Originally only thought to be out for a couple of games due to a lower-body injury, Golden Knights coach Gerard Gallant announced on Monday that his second-line center could be out of the lineup for up to two months.

“Going to be longer than we thought, probably up to two months. Possibly,” he said.

That, obviously, will be a big blow to a Golden Knights offense that has struggled in the early part of the season.

Stastny joined Vegas over the summer on a three-year contract in free agency and was expected to center the second line alongside the team’s other big offseason acquisition, winger Max Pacioretty.

Now those plans are on hold for the next couple of months.

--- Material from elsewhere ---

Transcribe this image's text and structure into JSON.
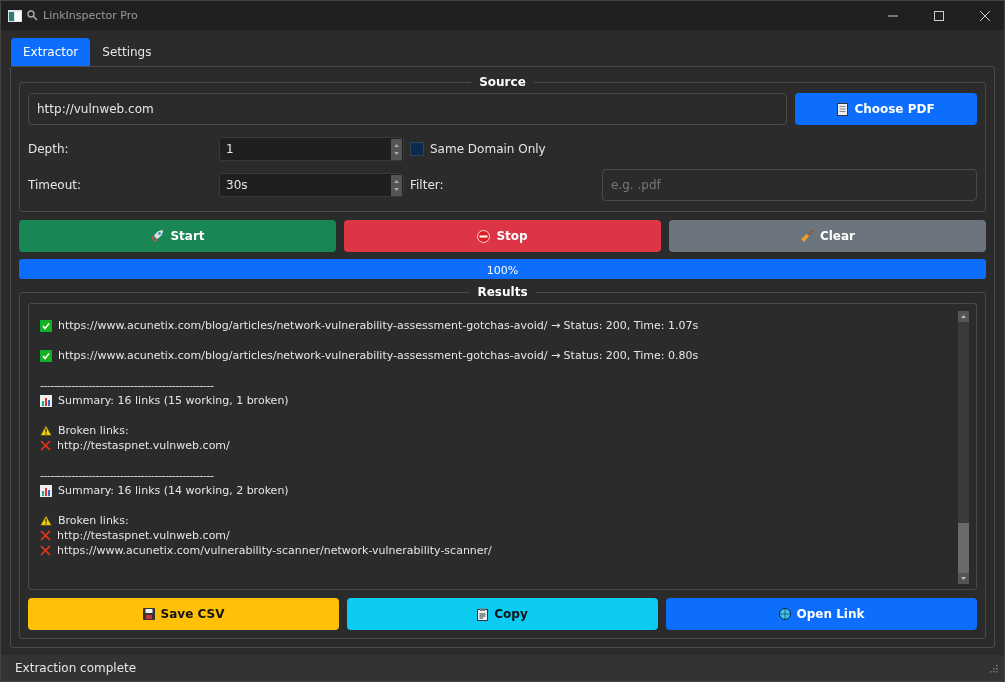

After reaching the Stanley Cup Final in their debut season the Golden Knights are off to a slow start this season having won just two of their first six games as of Monday. One of the biggest problems has been a lack of offense as the team has managed just 11 goals in six games. They have yet to score more than two goals in any one game this season.

While it is a cause for some concern, the Golden Knights are still controlling the shot attempt numbers in pretty much all of their games and being crushed by a dismal 5.2 team-wide shooting percentage. So there is some hope that things will turn around.

The process is there, even if the early results are not.

Still, they need to get more production from a line that isn’t their top one.

When the trio of William Karlsson, Jonathan Marchessault, and Reilly Smith is not on the ice this season they have been outscored by a 2-12 margin at even-strength. Whether Stastny is in or out of the lineup, that sort of production from the other three lines is not going to be good enough.

MORE: Your 2018-19 NHL on NBC TV schedule

Adam Gretz is a writer for Pro Hockey Talk on NBC Sports. Drop him a line at phtblog@nbcsports.com or follow him on Twitter @AGretz.